We all need a backstage. We all need a place where we can relax, wipe the smiles off of our faces, and not worry about how we’re being perceived. I tend to think I’m a pretty genuine person. I don’t intentionally “perform” for anyone, ever…intentionally anyway. I tend to be pretty upfront and honest and real no matter who I’m with, which has been a benefit and a drawback at various times in my life. All of that is to say: I never think, “Oh our friends are coming over, I need to look nice/talk differently/perform for them in some way.” But when they leave I feel a sort of weight leave my shoulders—a sort of implicit sign that I may have been performing more than I realized or intended.
As Goffman puts it, the backstage is a place where we feel the freedom to be quietly left alone. He says, “The surest sign of backstage solidarity is to feel that it is a safe place to lapse into an asociable mood of sullen, silent irritability.”
In our present world, we have lost control of the backstage. Or worse, the backstage has evaporated entirely.
The Evaporation of the Backstage
Derek Thompson writes in his book Hit Makers that today’s teenagers are always in the hallway, meaning they can never leave the social pressures of their school hallways behind because social media is with them wherever they go.
The same goes for adults, the high school hallway analogy just doesn’t apply as much to life for an adult as it does a teenager. In the same way the high school student can never leave the hallway, it is becoming more and more difficult for the adult to achieve the crisp-air feeling of escaping the spotlight of performance than it has in the past.
There is always another tweet to be sent.
There is always another filter to be applied.
There is always another family member on whom to check.
There is always another potential mate to swipe.
There is always another portrait to double tap.
There is always another text demanding a response.
We never feel the release of that last friend leaving the evening party because in a world woven together by the tentacles of the social internet: the party never ends, and we can never let our hair down.
A Troubling Reversal
Once upon a time, the social internet was meant to be a virtual representation of who we were in our offline lives.
I fear this is not only no longer the case, but that we’ve become quite keen on the opposite being true.
I fear that many of us have begun to build our offline lives around the perception of our online personas.
The backstage has evaporated, which ought to leave us longing for the intimacy of authenticity. In reality, we have come to lust for the attention of the stage so much that we no longer care to spend any time backstage, in reality, with those closest to us.

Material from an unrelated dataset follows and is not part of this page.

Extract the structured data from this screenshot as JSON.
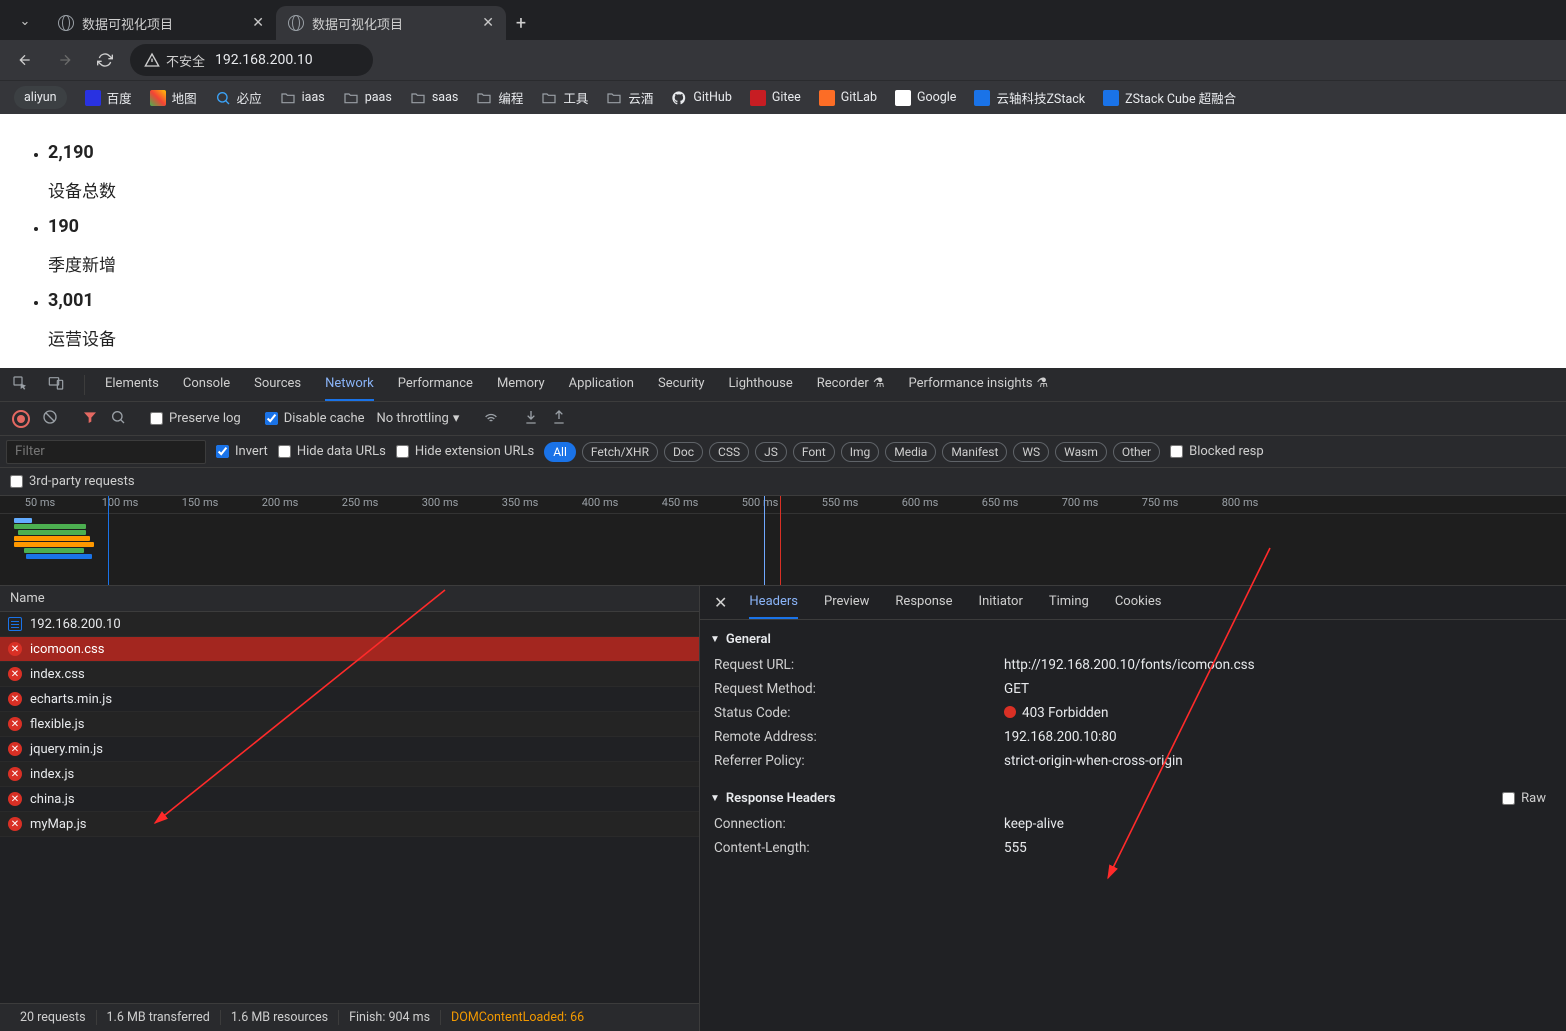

We have come to fear the intimacy of the backstage in favor of the polish of the performance.
May God have mercy on us and open our eyes to how backward our thinking has become.